Russian composer Modest Mussorgsky composed Pictures at an Exhibition based on a journey through his late friend’s art exhibit – but what happened to the pictures?
When I was a teenager I was obsessed with The Five – a group of 19th century composers who together defined the era of Russian Romantic classical music. I know, I know. I was a weird teenager. You have almost certainly heard their work: Nikolai Rimsky-Korsakov’s “Flight of the Bumblebee” and Scheherazade, Alexander Borodin’s “Polovtsian Dances” from Prince Igor, and Modest Mussorgsky’s “Night on Bald Mountain,” for example.
“Night on Bald Mountain” – sometimes called “Night on the Bare Mountain” – was immortalised in the closing sequence of Disney’s Fantasia, but it was not the most cinematic of Mussorgsky’s works. That title must go to Pictures at an Exhibition.
Pictures portrays in music a walk through an art gallery. Separate movements each represent a different picture, of gnomes or chickens or catacombs. They are interspersed with stately and careful “promenade” pieces. These represent the slow gallery shuffle while you’re waiting to see the next painting. You can hear the whole thing here:
Pictures was based on an actual exhibition. Mussorgsky’s close friend Viktor Hartmann, an artist, died suddenly in 1873. The following year, the Russian critic Vladimir Stasov organised an exhibition of his works. A still-mourning Mussorgsky visited the exhibition and wrote his musical suite based on ten of the pictures there.
But which pictures did Mussorgsky use? Most of Hartmann’s work is now lost, buried in private collections or landfills. Six of his surviving paintings and illustrations can be explicitly linked to the movements of Pictures at an Exhibition.
The picture of an ornamental clock at the top of this post, for example, inspired “Baba Yaga” (the movement about the witch who lived in a hut with chicken’s legs). “The Ballad of Unhatched Chicks” came from a ballet costume design:
The spectacular finale connects to a Hartmann design for a gate entrance into Kiev:

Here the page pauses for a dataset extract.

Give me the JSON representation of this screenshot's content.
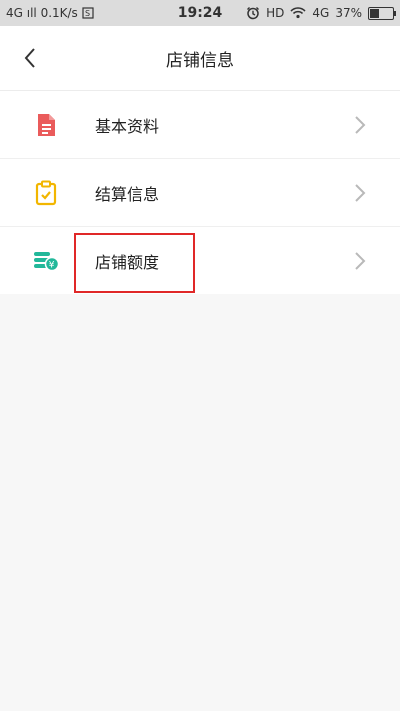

Alas, the pictures for many of the movements are lost to time. Other artists, however, have taken up the cause. In 1928 Wassily Kandinsky – the famed father of abstract art – made his own pictures and put them on stage, set to the music of Pictures at an Exhibition. Much of that staging, too, is lost… but if you want to see what that would have looked like, this 2015 reproduction is about as close as you’ll get: